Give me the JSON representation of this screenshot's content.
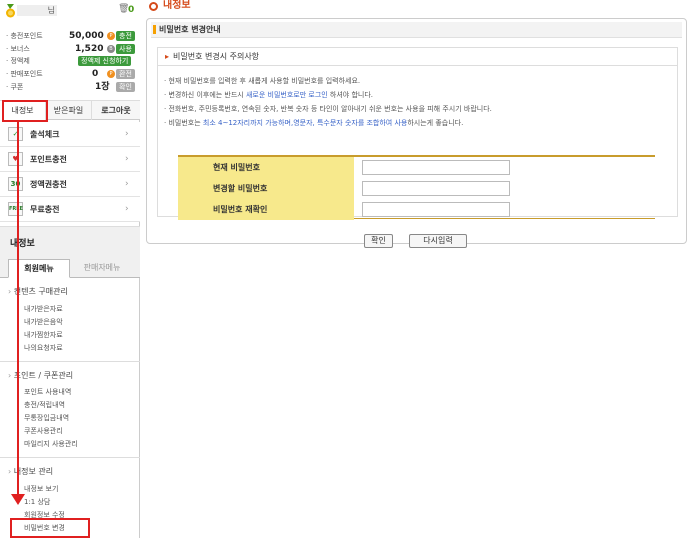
{
  "user": {
    "name": "님",
    "trash_count": "0",
    "rows": [
      {
        "label": "충전포인트",
        "value": "50,000",
        "action": "충전"
      },
      {
        "label": "보너스",
        "value": "1,520",
        "action": "사용"
      },
      {
        "label": "정액제",
        "value": "",
        "action": "정액제 신청하기"
      },
      {
        "label": "판매포인트",
        "value": "0",
        "action": "환전"
      },
      {
        "label": "쿠폰",
        "value": "1장",
        "action": "확인"
      }
    ]
  },
  "top_tabs": [
    "내정보",
    "받은파일",
    "로그아웃"
  ],
  "menu": [
    {
      "label": "출석체크",
      "icon": "check-icon"
    },
    {
      "label": "포인트충전",
      "icon": "point-charge-icon"
    },
    {
      "label": "정액권충전",
      "icon": "ticket-30-icon"
    },
    {
      "label": "무료충전",
      "icon": "free-charge-icon"
    }
  ],
  "side_heading": "내정보",
  "sub_tabs": [
    "회원메뉴",
    "판매자메뉴"
  ],
  "sections": [
    {
      "title": "컨텐츠 구매관리",
      "links": [
        "내가받은자료",
        "내가받은음악",
        "내가찜한자료",
        "나의요청자료"
      ]
    },
    {
      "title": "포인트 / 쿠폰관리",
      "links": [
        "포인트 사용내역",
        "충전/적립내역",
        "무통장입금내역",
        "쿠폰사용관리",
        "마일리지 사용관리"
      ]
    },
    {
      "title": "내정보 관리",
      "links": [
        "내정보 보기",
        "1:1 상담",
        "회원정보 수정",
        "비밀번호 변경"
      ]
    }
  ],
  "page": {
    "title": "내정보",
    "panel_title": "비밀번호 변경안내",
    "notice_title": "비밀번호 변경시 주의사항",
    "notice_lines": [
      {
        "a": "현재 비밀번호를 입력한 후 새롭게 사용할 비밀번호를 입력하세요.",
        "b": "",
        "c": ""
      },
      {
        "a": "변경하신 이후에는 반드시 ",
        "b": "새로운 비밀번호로만 로그인",
        "c": " 하셔야 합니다."
      },
      {
        "a": "전화번호, 주민등록번호, 연속된 숫자, 반복 숫자 등 타인이 알아내기 쉬운 번호는 사용을 피해 주시기 바랍니다.",
        "b": "",
        "c": ""
      },
      {
        "a": "비밀번호는 ",
        "b": "최소 4~12자리까지 가능하며,영문자, 특수문자 숫자를 조합하여 사용",
        "c": "하시는게 좋습니다."
      }
    ],
    "form": [
      {
        "label": "현재 비밀번호",
        "value": ""
      },
      {
        "label": "변경할 비밀번호",
        "value": ""
      },
      {
        "label": "비밀번호 재확인",
        "value": ""
      }
    ],
    "confirm_label": "확인",
    "reset_label": "다시입력"
  },
  "colors": {
    "accent": "#d54a1a",
    "green": "#3c9a3c",
    "highlight": "#e02020",
    "form_label_bg": "#f7e98c"
  }
}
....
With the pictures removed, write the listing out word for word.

Give me the JSON representation of this screenshot's content.
{
  "user": {
    "name": "님",
    "trash_count": "0",
    "rows": [
      {
        "label": "충전포인트",
        "value": "50,000",
        "action": "충전"
      },
      {
        "label": "보너스",
        "value": "1,520",
        "action": "사용"
      },
      {
        "label": "정액제",
        "value": "",
        "action": "정액제 신청하기"
      },
      {
        "label": "판매포인트",
        "value": "0",
        "action": "환전"
      },
      {
        "label": "쿠폰",
        "value": "1장",
        "action": "확인"
      }
    ]
  },
  "top_tabs": [
    "내정보",
    "받은파일",
    "로그아웃"
  ],
  "menu": [
    {
      "label": "출석체크",
      "icon": "check-icon"
    },
    {
      "label": "포인트충전",
      "icon": "point-charge-icon"
    },
    {
      "label": "정액권충전",
      "icon": "ticket-30-icon"
    },
    {
      "label": "무료충전",
      "icon": "free-charge-icon"
    }
  ],
  "side_heading": "내정보",
  "sub_tabs": [
    "회원메뉴",
    "판매자메뉴"
  ],
  "sections": [
    {
      "title": "컨텐츠 구매관리",
      "links": [
        "내가받은자료",
        "내가받은음악",
        "내가찜한자료",
        "나의요청자료"
      ]
    },
    {
      "title": "포인트 / 쿠폰관리",
      "links": [
        "포인트 사용내역",
        "충전/적립내역",
        "무통장입금내역",
        "쿠폰사용관리",
        "마일리지 사용관리"
      ]
    },
    {
      "title": "내정보 관리",
      "links": [
        "내정보 보기",
        "1:1 상담",
        "회원정보 수정",
        "비밀번호 변경"
      ]
    }
  ],
  "page": {
    "title": "내정보",
    "panel_title": "비밀번호 변경안내",
    "notice_title": "비밀번호 변경시 주의사항",
    "notice_lines": [
      {
        "a": "현재 비밀번호를 입력한 후 새롭게 사용할 비밀번호를 입력하세요.",
        "b": "",
        "c": ""
      },
      {
        "a": "변경하신 이후에는 반드시 ",
        "b": "새로운 비밀번호로만 로그인",
        "c": " 하셔야 합니다."
      },
      {
        "a": "전화번호, 주민등록번호, 연속된 숫자, 반복 숫자 등 타인이 알아내기 쉬운 번호는 사용을 피해 주시기 바랍니다.",
        "b": "",
        "c": ""
      },
      {
        "a": "비밀번호는 ",
        "b": "최소 4~12자리까지 가능하며,영문자, 특수문자 숫자를 조합하여 사용",
        "c": "하시는게 좋습니다."
      }
    ],
    "form": [
      {
        "label": "현재 비밀번호",
        "value": ""
      },
      {
        "label": "변경할 비밀번호",
        "value": ""
      },
      {
        "label": "비밀번호 재확인",
        "value": ""
      }
    ],
    "confirm_label": "확인",
    "reset_label": "다시입력"
  },
  "colors": {
    "accent": "#d54a1a",
    "green": "#3c9a3c",
    "highlight": "#e02020",
    "form_label_bg": "#f7e98c"
  }
}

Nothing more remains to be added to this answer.